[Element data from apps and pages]

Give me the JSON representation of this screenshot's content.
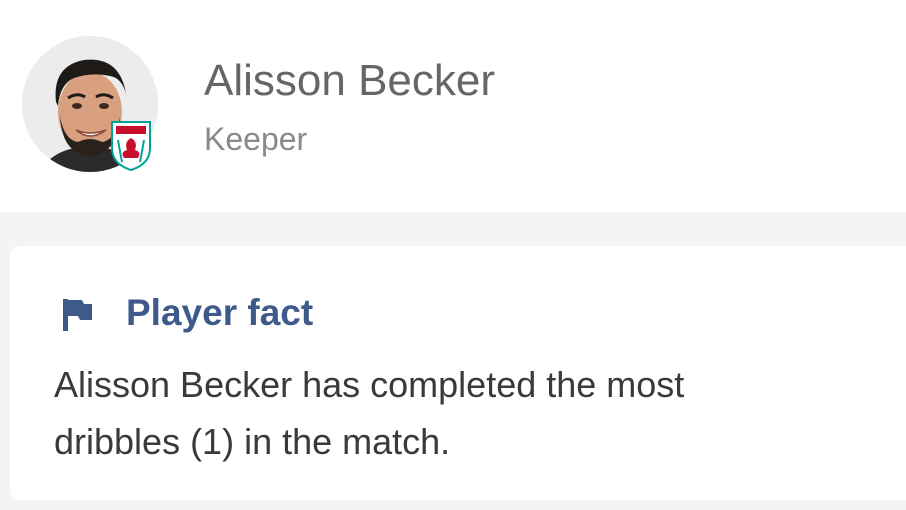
{
  "player": {
    "name": "Alisson Becker",
    "position": "Keeper",
    "avatar_icon": "player-photo",
    "badge_icon": "club-crest-badge"
  },
  "fact_card": {
    "icon": "flag-icon",
    "title": "Player fact",
    "text": "Alisson Becker has completed the most dribbles (1) in the match."
  },
  "colors": {
    "accent": "#3d5a8a",
    "badge_red": "#c8102e",
    "badge_teal": "#00a398"
  }
}
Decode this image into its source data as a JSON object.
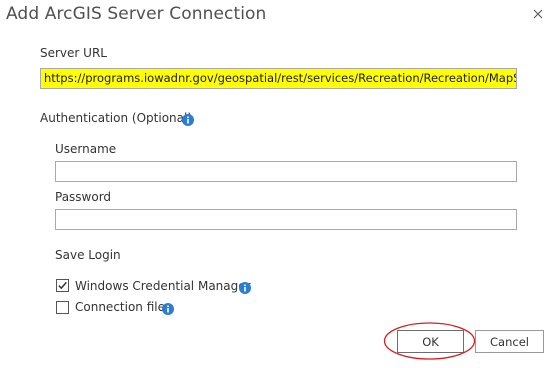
{
  "dialog": {
    "title": "Add ArcGIS Server Connection",
    "close_icon": "close-icon"
  },
  "server_url": {
    "label": "Server URL",
    "value": "https://programs.iowadnr.gov/geospatial/rest/services/Recreation/Recreation/MapServer",
    "highlight_color": "#ffff00"
  },
  "authentication": {
    "label": "Authentication (Optional)",
    "info_icon": "info-icon",
    "username_label": "Username",
    "username_value": "",
    "password_label": "Password",
    "password_value": ""
  },
  "save_login": {
    "label": "Save Login",
    "windows_credential_manager": {
      "label": "Windows Credential Manager",
      "checked": true
    },
    "connection_file": {
      "label": "Connection file",
      "checked": false
    }
  },
  "buttons": {
    "ok_label": "OK",
    "cancel_label": "Cancel"
  },
  "colors": {
    "info_icon": "#2b7cd3",
    "annotation_ellipse": "#d42020"
  }
}
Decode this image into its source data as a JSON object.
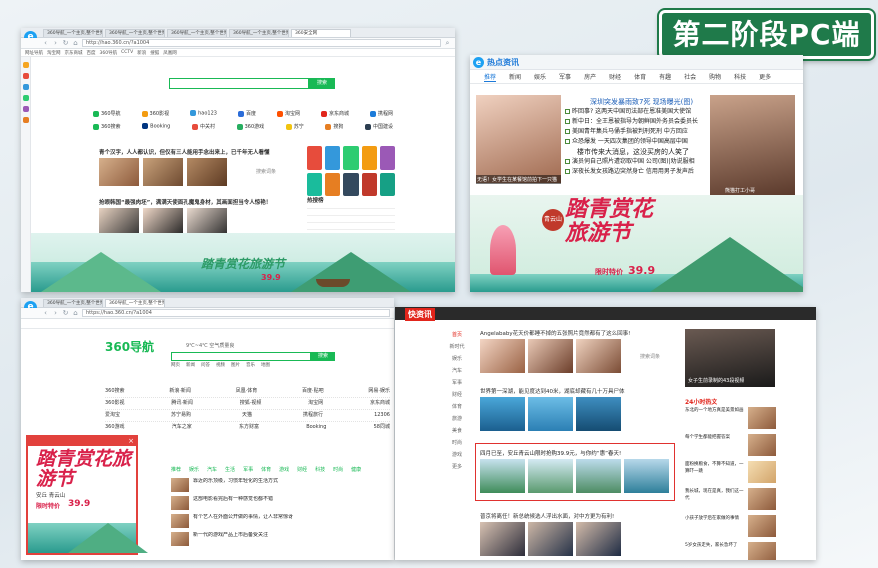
{
  "stage_label": "第二阶段PC端",
  "browser_tl": {
    "tabs": [
      "360导航_一个主页,整个世界",
      "360导航_一个主页,整个世界",
      "360导航_一个主页,整个世界",
      "360导航_一个主页,整个世界",
      "360安全网"
    ],
    "url": "http://hao.360.cn/?a1004",
    "search_btn": "搜索",
    "favorites": [
      "网址导航",
      "淘宝网",
      "京东商城",
      "百度",
      "360导航",
      "CCTV",
      "新浪",
      "搜狐",
      "凤凰网"
    ],
    "links_row1": [
      "360导航",
      "360影视",
      "hao123",
      "百度",
      "淘宝网",
      "京东商城",
      "携程网"
    ],
    "links_row2": [
      "360搜索",
      "Booking",
      "中关村",
      "360游戏",
      "苏宁",
      "搜狗",
      "中国建设"
    ],
    "headline1": "青个汉字，人人都认识，但仅有三人能用手念出来上，已千年无人看懂",
    "headline2": "抢眼韩国“最强肉坯”，满满天使面孔魔鬼身材，其画面担当令人惊艳！",
    "ad_link": "搜索词条",
    "hot_title": "热搜榜",
    "banner_text": "踏青赏花旅游节",
    "price": "39.9"
  },
  "browser_tr": {
    "brand": "热点资讯",
    "nav": [
      "推荐",
      "新闻",
      "娱乐",
      "军事",
      "房产",
      "财经",
      "体育",
      "有趣",
      "社会",
      "购物",
      "科技",
      "更多"
    ],
    "headline_main": "深圳突发暴雨致7死 现场曝光(图)",
    "news": [
      "昨回事? 这两天中国司法部在恩准美国大使馆",
      "新中日：全王恩被指导为朝鲜国外务员会委员长",
      "美国青年集兵马俑手指被判刑死刑 中方回应",
      "众恐爆发 一天四次集团的领导中国高层中国",
      "楼市传来大消息，这没买房的人笑了",
      "演员伺自己照片遭窃取中国 公司(图)|劝说服相",
      "深夜长发女孩路边突然身亡 信用用男子发声后"
    ],
    "caption_left": "无语！女学生在某餐馆前拍下一只猫",
    "caption_right": "熊猫打工小哥",
    "banner_text": "踏青赏花旅游节",
    "banner_sub": "青云山",
    "banner_limit": "限时特价",
    "price": "39.9"
  },
  "browser_bl": {
    "tabs": [
      "360导航_一个主页,整个世界",
      "360导航_一个主页,整个世界"
    ],
    "url": "https://hao.360.cn/?a1004",
    "logo": "360导航",
    "weather": "9℃~4℃ 空气质量良",
    "search_btn": "搜索",
    "search_tabs": [
      "网页",
      "新闻",
      "问答",
      "视频",
      "图片",
      "音乐",
      "地图",
      "良医",
      "购物"
    ],
    "nav_cells": [
      [
        "360搜索",
        "新浪·新闻",
        "凤凰·体育",
        "百度·贴吧",
        "网易·娱乐"
      ],
      [
        "360影视",
        "腾讯·新闻",
        "搜狐·视频",
        "淘宝网",
        "京东商城"
      ],
      [
        "爱淘宝",
        "苏宁易购",
        "天猫",
        "携程旅行",
        "12306"
      ],
      [
        "360游戏",
        "汽车之家",
        "东方财富",
        "Booking",
        "58同城"
      ]
    ],
    "feed_tabs": [
      "推荐",
      "娱乐",
      "汽车",
      "生活",
      "军事",
      "体育",
      "游戏",
      "财经",
      "科技",
      "时尚",
      "健康"
    ],
    "feed_items": [
      "靠近的乐顶级，习惯年轻化的生活方式",
      "这部电影看完后有一种感觉也都不错",
      "有个艺人在外面公开做的事情，让人非常惊讶",
      "新一代的游戏产品上市后备受关注"
    ],
    "popup_banner": "踏青赏花旅游节",
    "popup_limit": "限时特价",
    "popup_price": "39.9",
    "popup_sub": "安丘 青云山"
  },
  "browser_br": {
    "brand": "快资讯",
    "sidebar": [
      "首页",
      "新时代",
      "娱乐",
      "汽车",
      "军事",
      "财经",
      "体育",
      "旅游",
      "美食",
      "时尚",
      "游戏",
      "更多"
    ],
    "headline1": "Angelababy花天价都睡不掉的五张照片竟然都有了这么回事!",
    "headline2": "世界第一深湖，能见度达到40米，湖底却藏有几十万具尸体",
    "headline3": "四月已至，安丘青云山限时抢购39.9元，与你约“惠”春天!",
    "headline4": "普京将离任！新总统候选人浮出水面，对中方更为有利!",
    "ad_link": "搜索词条",
    "right_title": "24小时热文",
    "right_caption": "女子生前录制的43段视频",
    "right_items": [
      "东北的一个地方真是美景如画",
      "每个学生都能把握答案",
      "面粉换粮食，不算不知道，一算吓一跳",
      "我长城，现在是真，我们这一代",
      "小孩子放学后在家做的事情",
      "5岁女孩走失，家长急坏了"
    ]
  }
}
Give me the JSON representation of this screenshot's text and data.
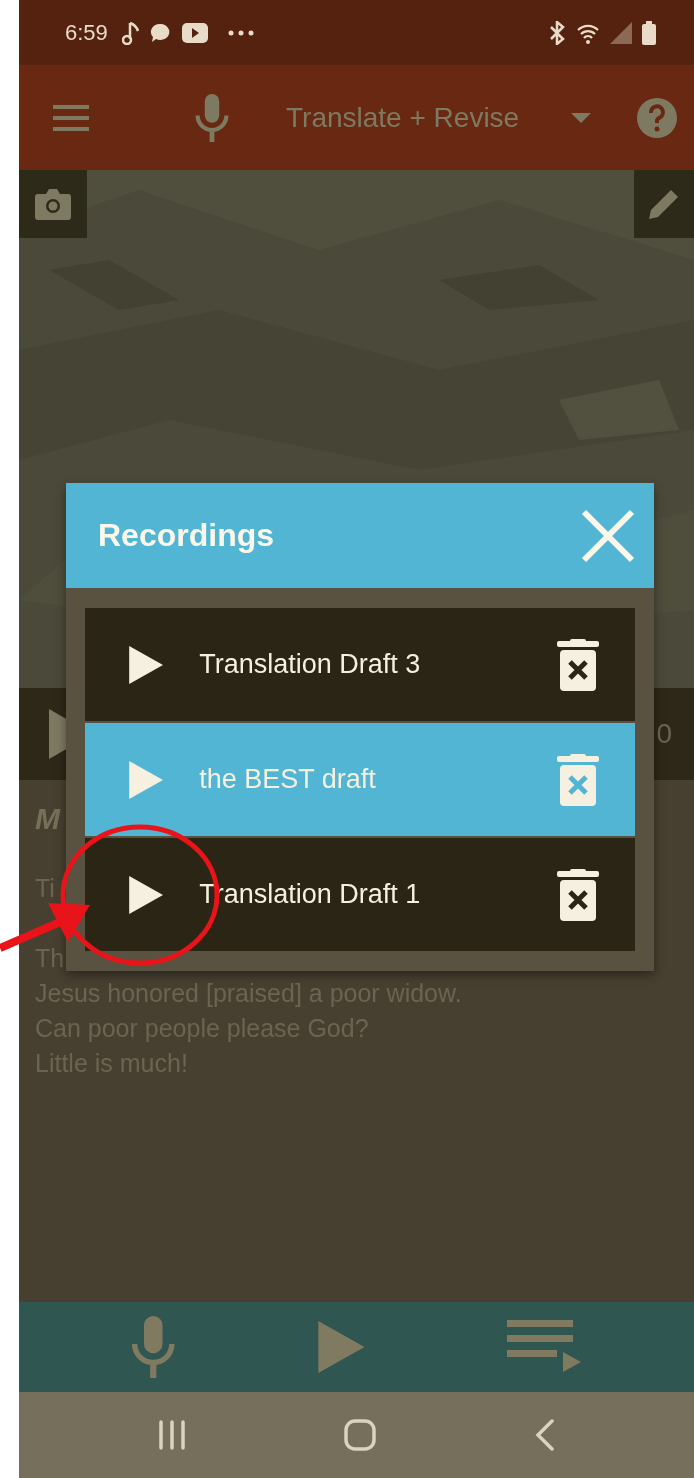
{
  "status_bar": {
    "time": "6:59"
  },
  "toolbar": {
    "title": "Translate + Revise"
  },
  "player": {
    "time_fragment": "0"
  },
  "text_heading": "M",
  "paragraphs": [
    [
      "Ti"
    ],
    [
      "Th",
      "Jesus honored [praised] a poor widow.",
      "Can poor people please God?",
      "Little is much!"
    ]
  ],
  "dialog": {
    "title": "Recordings",
    "recordings": [
      {
        "name": "Translation Draft 3",
        "selected": false
      },
      {
        "name": "the BEST draft",
        "selected": true
      },
      {
        "name": "Translation Draft 1",
        "selected": false
      }
    ]
  }
}
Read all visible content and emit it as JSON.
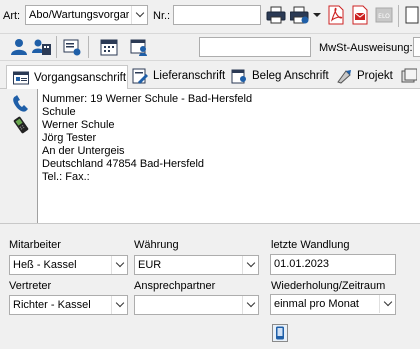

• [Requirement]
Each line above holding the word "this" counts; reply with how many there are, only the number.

• [Finished task]
4